Published: 27 December 2013

Abstract

Background

Universal access to information for health professionals is a need to achieve “health for all strategy.” A large proportion of the population including health professionals have limited access to health information in resource limited countries. The aim of this study is to assess information needs among Ethiopian health professionals.

Methods

A cross sectional quantitative study design complemented with qualitative method was conducted among 350 health care workers in Feburary26-June5/2012. Pretested self-administered questionnaire and observation checklist were used to collect data on different variables. Data entry and data analysis were done using Epi-Info version 3.5.1 and by SPSS version19, respectively. Descriptive statistics and multivariate regression analyses were applied to describe study objectives and identify the determinants of information seeking behaviours respectively. Odds ratio with 95% CI was used to assess the association between a factor and an outcome variable.

Results

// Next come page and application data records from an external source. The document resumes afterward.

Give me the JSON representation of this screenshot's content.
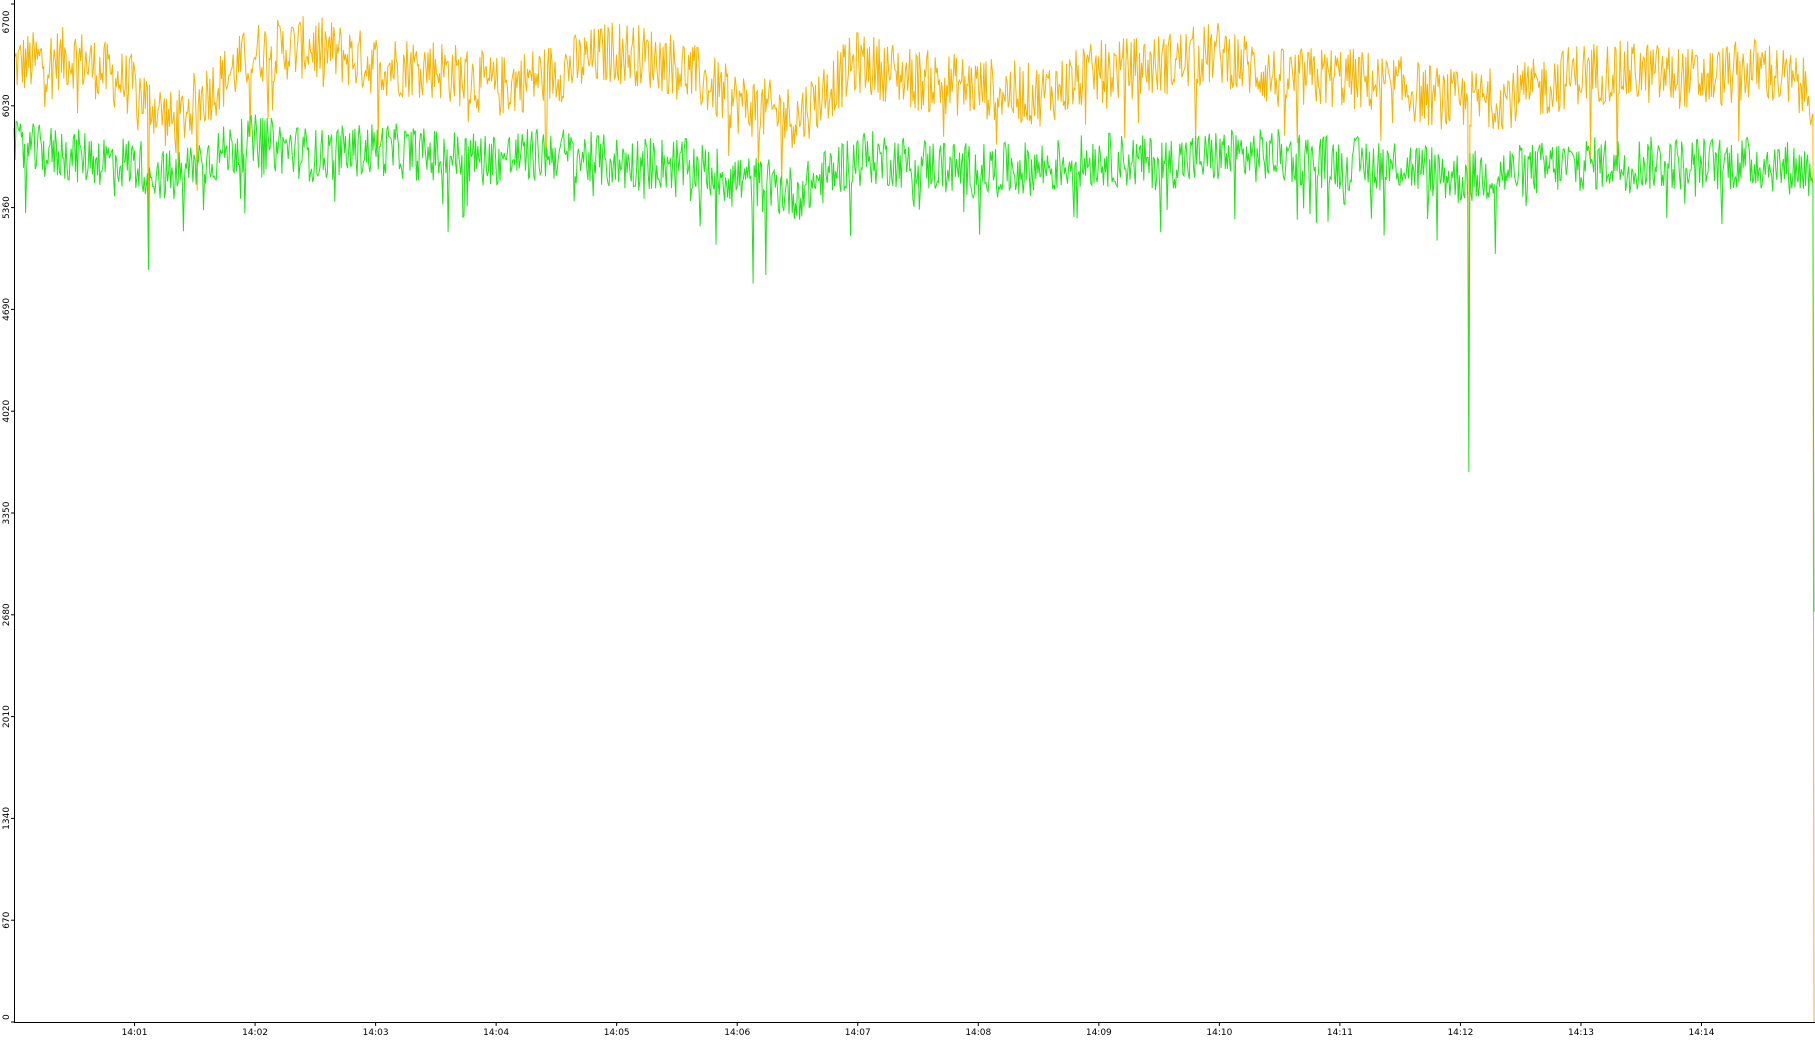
{
  "chart_data": {
    "type": "line",
    "title": "",
    "xlabel": "",
    "ylabel": "",
    "grid": false,
    "legend": "none",
    "ylim": [
      0,
      6700
    ],
    "xlim": [
      "14:00:00",
      "14:14:56"
    ],
    "y_ticks": [
      "0",
      "670",
      "1340",
      "2010",
      "2680",
      "3350",
      "4020",
      "4690",
      "5360",
      "6030",
      "6700"
    ],
    "x_ticks": [
      {
        "label": "14:01",
        "t": "14:01:00"
      },
      {
        "label": "14:02",
        "t": "14:02:00"
      },
      {
        "label": "14:03",
        "t": "14:03:00"
      },
      {
        "label": "14:04",
        "t": "14:04:00"
      },
      {
        "label": "14:05",
        "t": "14:05:00"
      },
      {
        "label": "14:06",
        "t": "14:06:00"
      },
      {
        "label": "14:07",
        "t": "14:07:00"
      },
      {
        "label": "14:08",
        "t": "14:08:00"
      },
      {
        "label": "14:09",
        "t": "14:09:00"
      },
      {
        "label": "14:10",
        "t": "14:10:00"
      },
      {
        "label": "14:11",
        "t": "14:11:00"
      },
      {
        "label": "14:12",
        "t": "14:12:00"
      },
      {
        "label": "14:13",
        "t": "14:13:00"
      },
      {
        "label": "14:14",
        "t": "14:14:00"
      }
    ],
    "series": [
      {
        "color": "#f5b400",
        "x": [
          "14:00:00",
          "14:00:30",
          "14:01:00",
          "14:01:20",
          "14:01:30",
          "14:02:00",
          "14:02:30",
          "14:03:00",
          "14:03:30",
          "14:04:00",
          "14:04:30",
          "14:05:00",
          "14:05:30",
          "14:06:00",
          "14:06:30",
          "14:07:00",
          "14:07:30",
          "14:08:00",
          "14:08:30",
          "14:09:00",
          "14:09:30",
          "14:10:00",
          "14:10:30",
          "14:11:00",
          "14:11:30",
          "14:12:00",
          "14:12:30",
          "14:13:00",
          "14:13:30",
          "14:14:00",
          "14:14:30",
          "14:14:56"
        ],
        "y": [
          6300,
          6350,
          6150,
          5900,
          6050,
          6380,
          6420,
          6300,
          6280,
          6150,
          6250,
          6400,
          6300,
          6050,
          5950,
          6320,
          6200,
          6150,
          6100,
          6250,
          6300,
          6380,
          6200,
          6220,
          6150,
          6050,
          6100,
          6250,
          6250,
          6200,
          6280,
          6100
        ]
      },
      {
        "color": "#22e31a",
        "x": [
          "14:00:00",
          "14:00:30",
          "14:01:00",
          "14:01:20",
          "14:01:30",
          "14:02:00",
          "14:02:30",
          "14:03:00",
          "14:03:30",
          "14:04:00",
          "14:04:30",
          "14:05:00",
          "14:05:30",
          "14:06:00",
          "14:06:30",
          "14:07:00",
          "14:07:30",
          "14:08:00",
          "14:08:30",
          "14:09:00",
          "14:09:30",
          "14:10:00",
          "14:10:30",
          "14:11:00",
          "14:11:30",
          "14:12:00",
          "14:12:30",
          "14:13:00",
          "14:13:30",
          "14:14:00",
          "14:14:30",
          "14:14:56"
        ],
        "y": [
          5750,
          5700,
          5650,
          5550,
          5650,
          5800,
          5700,
          5750,
          5700,
          5680,
          5720,
          5650,
          5650,
          5550,
          5450,
          5700,
          5650,
          5600,
          5620,
          5680,
          5650,
          5700,
          5700,
          5650,
          5650,
          5550,
          5600,
          5650,
          5650,
          5650,
          5650,
          5600
        ]
      }
    ],
    "spikes": [
      {
        "t": "14:01:07",
        "series": 0,
        "y": 5100
      },
      {
        "t": "14:01:07",
        "series": 1,
        "y": 4950
      },
      {
        "t": "14:06:08",
        "series": 1,
        "y": 4860
      },
      {
        "t": "14:12:04",
        "series": 0,
        "y": 3950
      },
      {
        "t": "14:12:04",
        "series": 1,
        "y": 3620
      },
      {
        "t": "14:14:56",
        "series": 0,
        "y": 0
      },
      {
        "t": "14:14:56",
        "series": 1,
        "y": 2700
      }
    ]
  }
}
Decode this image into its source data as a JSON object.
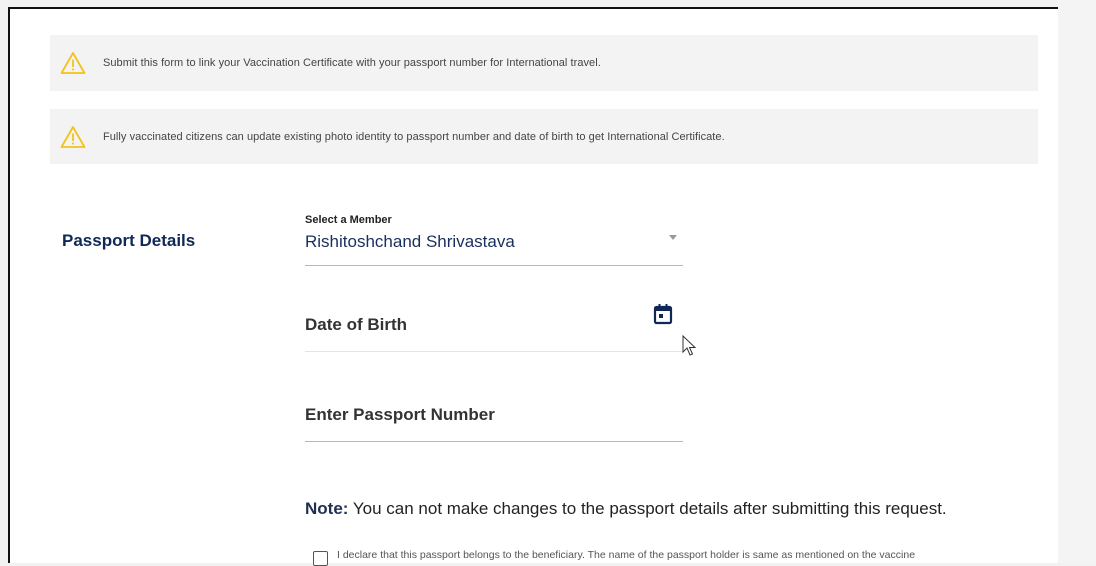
{
  "alerts": [
    {
      "icon": "warning-icon",
      "text": "Submit this form to link your Vaccination Certificate with your passport number for International travel."
    },
    {
      "icon": "warning-icon",
      "text": "Fully vaccinated citizens can update existing photo identity to passport number and date of birth to get International Certificate."
    }
  ],
  "section": {
    "title": "Passport Details"
  },
  "member_select": {
    "caption": "Select a Member",
    "value": "Rishitoshchand Shrivastava"
  },
  "dob_field": {
    "placeholder": "Date of Birth",
    "icon": "calendar-icon"
  },
  "passport_field": {
    "placeholder": "Enter Passport Number"
  },
  "note": {
    "label": "Note:",
    "text": " You can not make changes to the passport details after submitting this request."
  },
  "declaration": {
    "checked": false,
    "text": "I declare that this passport belongs to the beneficiary. The name of the passport holder is same as mentioned on the vaccine"
  },
  "colors": {
    "accent_navy": "#0f2855",
    "warning_yellow": "#f5c518",
    "alert_bg": "#f3f3f3"
  }
}
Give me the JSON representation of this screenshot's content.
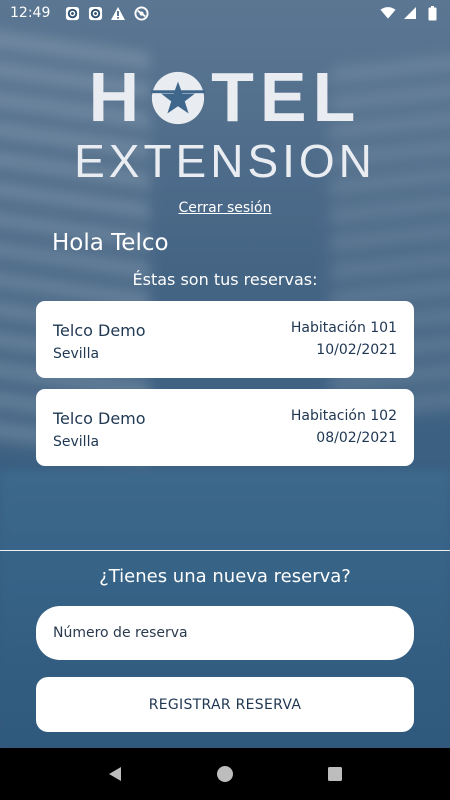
{
  "status_bar": {
    "time": "12:49",
    "left_icons": [
      "notification-icon",
      "notification-icon",
      "alert-icon",
      "do-not-disturb-icon"
    ],
    "right_icons": [
      "wifi-icon",
      "signal-icon",
      "battery-icon"
    ]
  },
  "logo": {
    "line1_part1": "H",
    "line1_part2": "TEL",
    "line2": "EXTENSION",
    "icon": "star-icon"
  },
  "logout_label": "Cerrar sesión",
  "greeting": "Hola Telco",
  "subtitle": "Éstas son tus reservas:",
  "reservations": [
    {
      "name": "Telco Demo",
      "city": "Sevilla",
      "room": "Habitación 101",
      "date": "10/02/2021"
    },
    {
      "name": "Telco Demo",
      "city": "Sevilla",
      "room": "Habitación 102",
      "date": "08/02/2021"
    }
  ],
  "new_reservation": {
    "question": "¿Tienes una nueva reserva?",
    "input_placeholder": "Número de reserva",
    "input_value": "",
    "button_label": "REGISTRAR RESERVA"
  },
  "nav_bar": {
    "back_icon": "back-icon",
    "home_icon": "home-icon",
    "recents_icon": "recents-icon"
  },
  "colors": {
    "card_text": "#1f3752",
    "logo_text": "#e9edf2",
    "background": "#4d7ea2"
  }
}
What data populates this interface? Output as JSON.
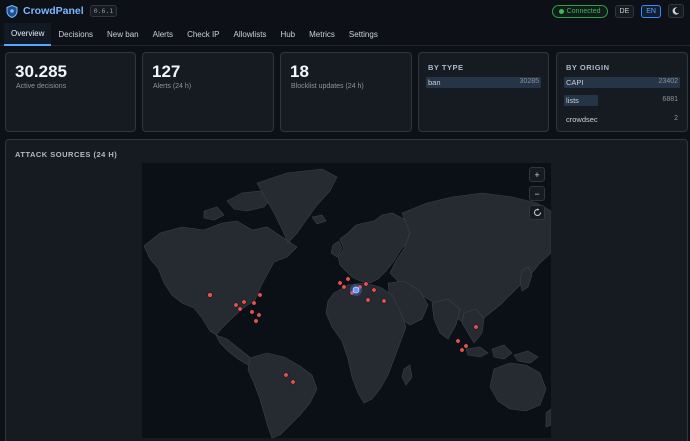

The majority of the respondents acknowledged the need of health information to their routine activities. About 54.0% of respondents lacked access to health information. Only 42.8% of respondents have access to internet sources. Important barriers to access information were geographical, organizational, personal, economic, educational status and time. About 58.0% of the respondents accessed information by referring their hard copies and asking senior staff. Age, sex, income, computer literacy and access, patient size, work experience and working site were significantly associated with information needs and seeking behaviour.

Conclusions

The health information seeking behaviour of health professional was significant. The heaklth facilities had neither informationcenter such as library, nor internet facilities. Conducting training on managing health information, accessing computer and improving infrastructures are important interventions to facilitate evidence based descions.

Keywords:
Information; Information need; Information seeking behaviour; Information source